→ WORK ORDER: Wherever a picture appears in the listing below, leave it out and reproduce the rest exactly.

→ AVAILABLE RECORDS:

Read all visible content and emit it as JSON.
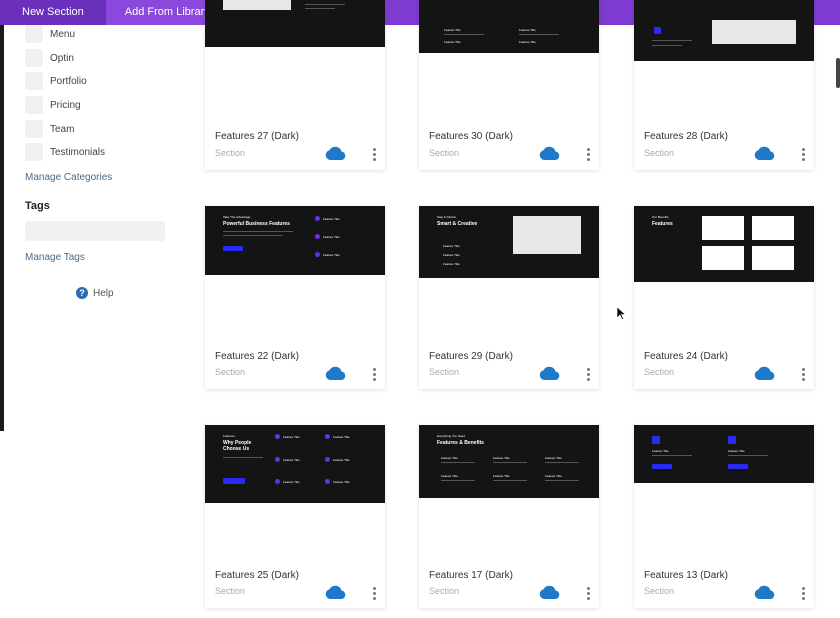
{
  "topbar": {
    "tabs": [
      {
        "label": "New Section"
      },
      {
        "label": "Add From Library"
      }
    ]
  },
  "sidebar": {
    "categories": [
      {
        "label": "Menu"
      },
      {
        "label": "Optin"
      },
      {
        "label": "Portfolio"
      },
      {
        "label": "Pricing"
      },
      {
        "label": "Team"
      },
      {
        "label": "Testimonials"
      }
    ],
    "manage_categories": "Manage Categories",
    "tags_heading": "Tags",
    "tags_input_value": "",
    "manage_tags": "Manage Tags",
    "help": "Help"
  },
  "cards": [
    {
      "title": "Features 27 (Dark)",
      "type": "Section"
    },
    {
      "title": "Features 30 (Dark)",
      "type": "Section"
    },
    {
      "title": "Features 28 (Dark)",
      "type": "Section"
    },
    {
      "title": "Features 22 (Dark)",
      "type": "Section"
    },
    {
      "title": "Features 29 (Dark)",
      "type": "Section"
    },
    {
      "title": "Features 24 (Dark)",
      "type": "Section"
    },
    {
      "title": "Features 25 (Dark)",
      "type": "Section"
    },
    {
      "title": "Features 17 (Dark)",
      "type": "Section"
    },
    {
      "title": "Features 13 (Dark)",
      "type": "Section"
    }
  ],
  "previews": {
    "p22": {
      "eyebrow": "Take The Advantage",
      "heading": "Powerful Business Features",
      "feature": "Feature Title"
    },
    "p29": {
      "eyebrow": "Stay In Motion",
      "heading": "Smart & Creative",
      "feature": "Feature Title"
    },
    "p24": {
      "eyebrow": "Our Benefits",
      "heading": "Features",
      "feature": "Feature Title"
    },
    "p25": {
      "eyebrow": "Features",
      "heading1": "Why People",
      "heading2": "Choose Us",
      "feature": "Feature Title"
    },
    "p17": {
      "eyebrow": "Everything You Need",
      "heading": "Features & Benefits",
      "feature": "Feature Title"
    },
    "p13": {
      "feature": "Feature Title"
    },
    "p30": {
      "feature": "Feature Title"
    }
  },
  "colors": {
    "brand": "#7e3bd0",
    "accent": "#6a2ee8",
    "cloud": "#1e7ac8",
    "thumb": "#141414"
  }
}
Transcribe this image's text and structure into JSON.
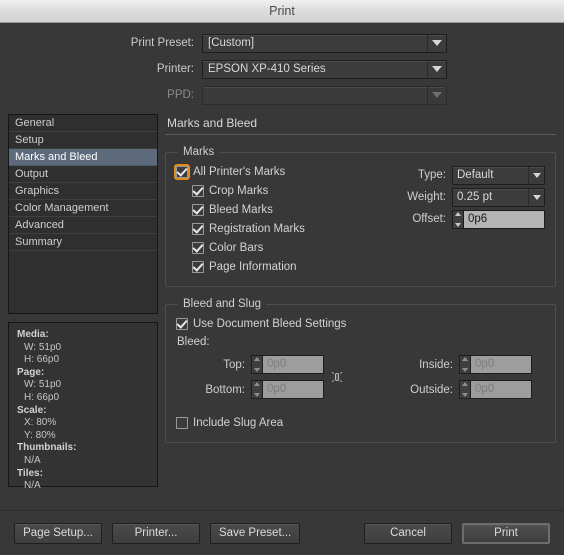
{
  "window": {
    "title": "Print"
  },
  "top_form": {
    "rows": [
      {
        "label": "Print Preset:",
        "value": "[Custom]",
        "disabled": false
      },
      {
        "label": "Printer:",
        "value": "EPSON XP-410 Series",
        "disabled": false
      },
      {
        "label": "PPD:",
        "value": "",
        "disabled": true
      }
    ]
  },
  "sidebar": {
    "items": [
      {
        "label": "General",
        "selected": false
      },
      {
        "label": "Setup",
        "selected": false
      },
      {
        "label": "Marks and Bleed",
        "selected": true
      },
      {
        "label": "Output",
        "selected": false
      },
      {
        "label": "Graphics",
        "selected": false
      },
      {
        "label": "Color Management",
        "selected": false
      },
      {
        "label": "Advanced",
        "selected": false
      },
      {
        "label": "Summary",
        "selected": false
      }
    ]
  },
  "info": {
    "media_key": "Media:",
    "media_w": "W: 51p0",
    "media_h": "H: 66p0",
    "page_key": "Page:",
    "page_w": "W: 51p0",
    "page_h": "H: 66p0",
    "scale_key": "Scale:",
    "scale_x": "X: 80%",
    "scale_y": "Y: 80%",
    "thumbnails_key": "Thumbnails:",
    "thumbnails_val": "N/A",
    "tiles_key": "Tiles:",
    "tiles_val": "N/A"
  },
  "panel": {
    "title": "Marks and Bleed",
    "marks": {
      "legend": "Marks",
      "all_printers_marks": {
        "label": "All Printer's Marks",
        "checked": true,
        "focused": true
      },
      "items": [
        {
          "label": "Crop Marks",
          "checked": true
        },
        {
          "label": "Bleed Marks",
          "checked": true
        },
        {
          "label": "Registration Marks",
          "checked": true
        },
        {
          "label": "Color Bars",
          "checked": true
        },
        {
          "label": "Page Information",
          "checked": true
        }
      ],
      "type_label": "Type:",
      "type_value": "Default",
      "weight_label": "Weight:",
      "weight_value": "0.25 pt",
      "offset_label": "Offset:",
      "offset_value": "0p6"
    },
    "bleed_slug": {
      "legend": "Bleed and Slug",
      "use_document_bleed": {
        "label": "Use Document Bleed Settings",
        "checked": true
      },
      "bleed_label": "Bleed:",
      "top_label": "Top:",
      "top_value": "0p0",
      "bottom_label": "Bottom:",
      "bottom_value": "0p0",
      "inside_label": "Inside:",
      "inside_value": "0p0",
      "outside_label": "Outside:",
      "outside_value": "0p0",
      "link_icon": "chain-link-icon",
      "include_slug": {
        "label": "Include Slug Area",
        "checked": false
      }
    }
  },
  "footer": {
    "page_setup": "Page Setup...",
    "printer": "Printer...",
    "save_preset": "Save Preset...",
    "cancel": "Cancel",
    "print": "Print"
  },
  "colors": {
    "window_bg": "#383838",
    "selection_blue": "#5c6a7c",
    "focus_orange": "#e08a22",
    "field_light": "#b4b4b4",
    "field_disabled": "#9d9d9d"
  }
}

→ SOLVED PROBLEM:
Read all visible content and emit it as JSON.
{
  "topbar": {
    "tabs": [
      {
        "label": "New Section"
      },
      {
        "label": "Add From Library"
      }
    ]
  },
  "sidebar": {
    "categories": [
      {
        "label": "Menu"
      },
      {
        "label": "Optin"
      },
      {
        "label": "Portfolio"
      },
      {
        "label": "Pricing"
      },
      {
        "label": "Team"
      },
      {
        "label": "Testimonials"
      }
    ],
    "manage_categories": "Manage Categories",
    "tags_heading": "Tags",
    "tags_input_value": "",
    "manage_tags": "Manage Tags",
    "help": "Help"
  },
  "cards": [
    {
      "title": "Features 27 (Dark)",
      "type": "Section"
    },
    {
      "title": "Features 30 (Dark)",
      "type": "Section"
    },
    {
      "title": "Features 28 (Dark)",
      "type": "Section"
    },
    {
      "title": "Features 22 (Dark)",
      "type": "Section"
    },
    {
      "title": "Features 29 (Dark)",
      "type": "Section"
    },
    {
      "title": "Features 24 (Dark)",
      "type": "Section"
    },
    {
      "title": "Features 25 (Dark)",
      "type": "Section"
    },
    {
      "title": "Features 17 (Dark)",
      "type": "Section"
    },
    {
      "title": "Features 13 (Dark)",
      "type": "Section"
    }
  ],
  "previews": {
    "p22": {
      "eyebrow": "Take The Advantage",
      "heading": "Powerful Business Features",
      "feature": "Feature Title"
    },
    "p29": {
      "eyebrow": "Stay In Motion",
      "heading": "Smart & Creative",
      "feature": "Feature Title"
    },
    "p24": {
      "eyebrow": "Our Benefits",
      "heading": "Features",
      "feature": "Feature Title"
    },
    "p25": {
      "eyebrow": "Features",
      "heading1": "Why People",
      "heading2": "Choose Us",
      "feature": "Feature Title"
    },
    "p17": {
      "eyebrow": "Everything You Need",
      "heading": "Features & Benefits",
      "feature": "Feature Title"
    },
    "p13": {
      "feature": "Feature Title"
    },
    "p30": {
      "feature": "Feature Title"
    }
  },
  "colors": {
    "brand": "#7e3bd0",
    "accent": "#6a2ee8",
    "cloud": "#1e7ac8",
    "thumb": "#141414"
  }
}
Transcribe this image's text and structure into JSON.
{
  "window": {
    "title": "Print"
  },
  "top_form": {
    "rows": [
      {
        "label": "Print Preset:",
        "value": "[Custom]",
        "disabled": false
      },
      {
        "label": "Printer:",
        "value": "EPSON XP-410 Series",
        "disabled": false
      },
      {
        "label": "PPD:",
        "value": "",
        "disabled": true
      }
    ]
  },
  "sidebar": {
    "items": [
      {
        "label": "General",
        "selected": false
      },
      {
        "label": "Setup",
        "selected": false
      },
      {
        "label": "Marks and Bleed",
        "selected": true
      },
      {
        "label": "Output",
        "selected": false
      },
      {
        "label": "Graphics",
        "selected": false
      },
      {
        "label": "Color Management",
        "selected": false
      },
      {
        "label": "Advanced",
        "selected": false
      },
      {
        "label": "Summary",
        "selected": false
      }
    ]
  },
  "info": {
    "media_key": "Media:",
    "media_w": "W: 51p0",
    "media_h": "H: 66p0",
    "page_key": "Page:",
    "page_w": "W: 51p0",
    "page_h": "H: 66p0",
    "scale_key": "Scale:",
    "scale_x": "X: 80%",
    "scale_y": "Y: 80%",
    "thumbnails_key": "Thumbnails:",
    "thumbnails_val": "N/A",
    "tiles_key": "Tiles:",
    "tiles_val": "N/A"
  },
  "panel": {
    "title": "Marks and Bleed",
    "marks": {
      "legend": "Marks",
      "all_printers_marks": {
        "label": "All Printer's Marks",
        "checked": true,
        "focused": true
      },
      "items": [
        {
          "label": "Crop Marks",
          "checked": true
        },
        {
          "label": "Bleed Marks",
          "checked": true
        },
        {
          "label": "Registration Marks",
          "checked": true
        },
        {
          "label": "Color Bars",
          "checked": true
        },
        {
          "label": "Page Information",
          "checked": true
        }
      ],
      "type_label": "Type:",
      "type_value": "Default",
      "weight_label": "Weight:",
      "weight_value": "0.25 pt",
      "offset_label": "Offset:",
      "offset_value": "0p6"
    },
    "bleed_slug": {
      "legend": "Bleed and Slug",
      "use_document_bleed": {
        "label": "Use Document Bleed Settings",
        "checked": true
      },
      "bleed_label": "Bleed:",
      "top_label": "Top:",
      "top_value": "0p0",
      "bottom_label": "Bottom:",
      "bottom_value": "0p0",
      "inside_label": "Inside:",
      "inside_value": "0p0",
      "outside_label": "Outside:",
      "outside_value": "0p0",
      "link_icon": "chain-link-icon",
      "include_slug": {
        "label": "Include Slug Area",
        "checked": false
      }
    }
  },
  "footer": {
    "page_setup": "Page Setup...",
    "printer": "Printer...",
    "save_preset": "Save Preset...",
    "cancel": "Cancel",
    "print": "Print"
  },
  "colors": {
    "window_bg": "#383838",
    "selection_blue": "#5c6a7c",
    "focus_orange": "#e08a22",
    "field_light": "#b4b4b4",
    "field_disabled": "#9d9d9d"
  }
}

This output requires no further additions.